At least two board members of the embattled South African Broadcasting Corporation are understood to have resigned amid allegations of political pressure being brought to bear on the board.
News24 understands, from two sources with firsthand knowledge of the board's affairs, that deputy chairperson Khanyisile Kweyama and DA-nominee John Mattison have thrown in the towel.
Claims that Krish Naidoo will follow suit are as yet unconfirmed. Naidoo denied his intention to resign to the City Press this weekend.
News24 was unable to reach the Presidency, Kweyama or Mattison immediately.
The SABC, in a short statement, said it had "noted" reports that three members of its board had resigned and referred all queries to the Presidency.
In the same statement, the broadcaster denies that its group chief executive Madoda Mxakwe had also resigned.
The resignations follow a strained meeting between the board, newly-appointed Communications Minister Stella Ndabeni-Abrahams and her deputy, Pinky Kekana, last Thursday.
The battle between the board and government over looming retrenchments at the public broadcaster came to a head during the meeting and another source close to the Communications ministry told News24 the resignations were in protest of some of the board members' treatment of the minister at the sitting.
A letter in which Ndabeni-Abrahams states her intention to no longer engage with the board over a dispute regarding the retrenchments was leaked to the media over the weekend.
Ndabeni-Abrahams said she had been forced to cut ties with the board after the meeting and would "report this impasse to the president, Parliament and all relevant stakeholders" City Press reported the letter as saying over the weekend.
"The board made it clear at the meeting that, irrespective of the success of [a] government guarantee or bailout, they will still proceed with retrenchments.
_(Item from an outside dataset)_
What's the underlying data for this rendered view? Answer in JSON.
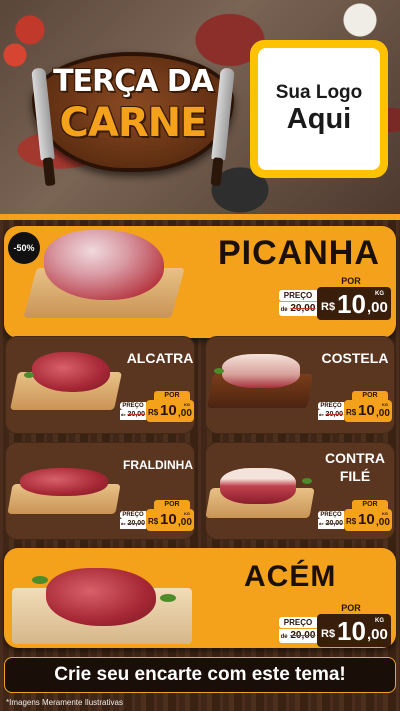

As the shareholder representative, we were left with no option but to desist from all engagements with the SABC board," she wrote.
The SABC embarked on a process to cut jobs by 980 staff and more than 1 200 freelancers in an effort to stem the financial crisis it finds itself in.
The broadcaster needs at least R3bn to stave off a March 2019 D-day, when it will find itself unable to pay salaries or bills.
Sources close to the board again confirmed City Press reports that the meeting between the minister and the board was highly charged with Ndabeni-Abrahams seemingly arriving with the express intention of putting a stop to retrenchments.
The SABC's current salary bill is pushing a projected R2.7bn for the 2018/2019 financial year, which equates to roughly 40% of its revenue.
"We realised that the board was no longer acting in the interests of the company, the shareholder, and Parliament as the representative of [the] South African public to which the SABC board is accountable," said Ndabeni-Abrahams.
Ndabeni-Abrahams added that the board had flatly refused to allow her time to familiarise herself with the turnaround strategy and retrenchment plans.
This is at odds with another paragraph in the letter which states the board will "review the pace and quantum of the impact of the [retrenchments] should funding be found".